I’ve written before that Western governments are tangling themselves up in contradictions as the state has gotten more heavily involved with childcare. Politicians can’t decide whether the problem they want to solve is childcare being too expensive, not enough parents entering the formal labor force, or supposed “poor quality” care hindering child development.
Targeting any one of these goals brings obvious trade-offs with the other objectives, but an unwillingness to confront these contradictions has seen a policy devised that would:
-make childcare more expensive;
-push parents towards using more formal care that might not best suit their needs or wants;
-and create new disincentives against working.

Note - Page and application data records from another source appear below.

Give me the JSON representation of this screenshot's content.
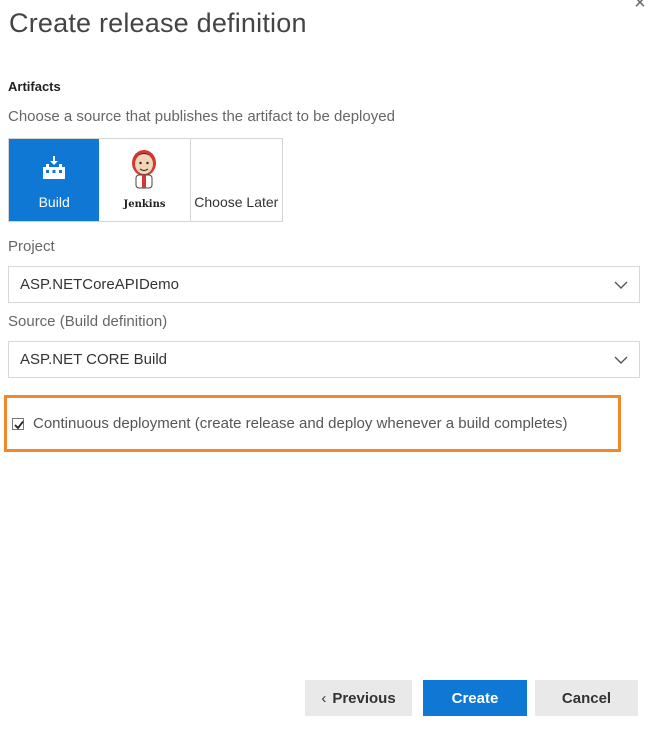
{
  "dialog": {
    "title": "Create release definition",
    "close_glyph": "×"
  },
  "artifacts": {
    "heading": "Artifacts",
    "description": "Choose a source that publishes the artifact to be deployed",
    "sources": [
      {
        "label": "Build",
        "icon": "build-icon",
        "selected": true
      },
      {
        "label": "Jenkins",
        "icon": "jenkins-logo",
        "selected": false
      },
      {
        "label": "Choose Later",
        "icon": null,
        "selected": false
      }
    ]
  },
  "project": {
    "label": "Project",
    "value": "ASP.NETCoreAPIDemo"
  },
  "source": {
    "label": "Source (Build definition)",
    "value": "ASP.NET CORE Build"
  },
  "continuous_deployment": {
    "checked": true,
    "label": "Continuous deployment (create release and deploy whenever a build completes)"
  },
  "footer": {
    "previous_label": "Previous",
    "previous_glyph": "‹",
    "create_label": "Create",
    "cancel_label": "Cancel"
  },
  "colors": {
    "accent": "#0f78d4",
    "highlight_border": "#f0892b",
    "button_gray": "#e9e9e9"
  }
}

The libertarian view is that parents should be free to decide how to care for their own children, including what cost-quality bundle to opt for. This might be through markets, family, or civil society institutions. Governments should unpick cost-raising regulations or requirements that price people out from obtaining the care they want. A proper “supply-side” agenda for childcare would therefore entail examining how federal and state regulatory, zoning, and migration policies all make care more expensive than it needs to be, resulting in fewer options for families.
The “Build Back Better” proposals do the opposite: offering subsidies with the quid pro quo of choking supply through all sorts of ongoing restrictions to shape the market in a particular image. And because of the unwillingness to address the contradictions in aims, I suspect implementing this program would be a one-way street to, in time, an even fuller government takeover of this important economic and social area of life.
Ryan Bourne occupies the R. Evan Scharf Chair for the Public Understanding of Economics at Cato. He has written on a number of economic issues, including fiscal policy, inequality, minimum wages, infrastructure spending, and rent control.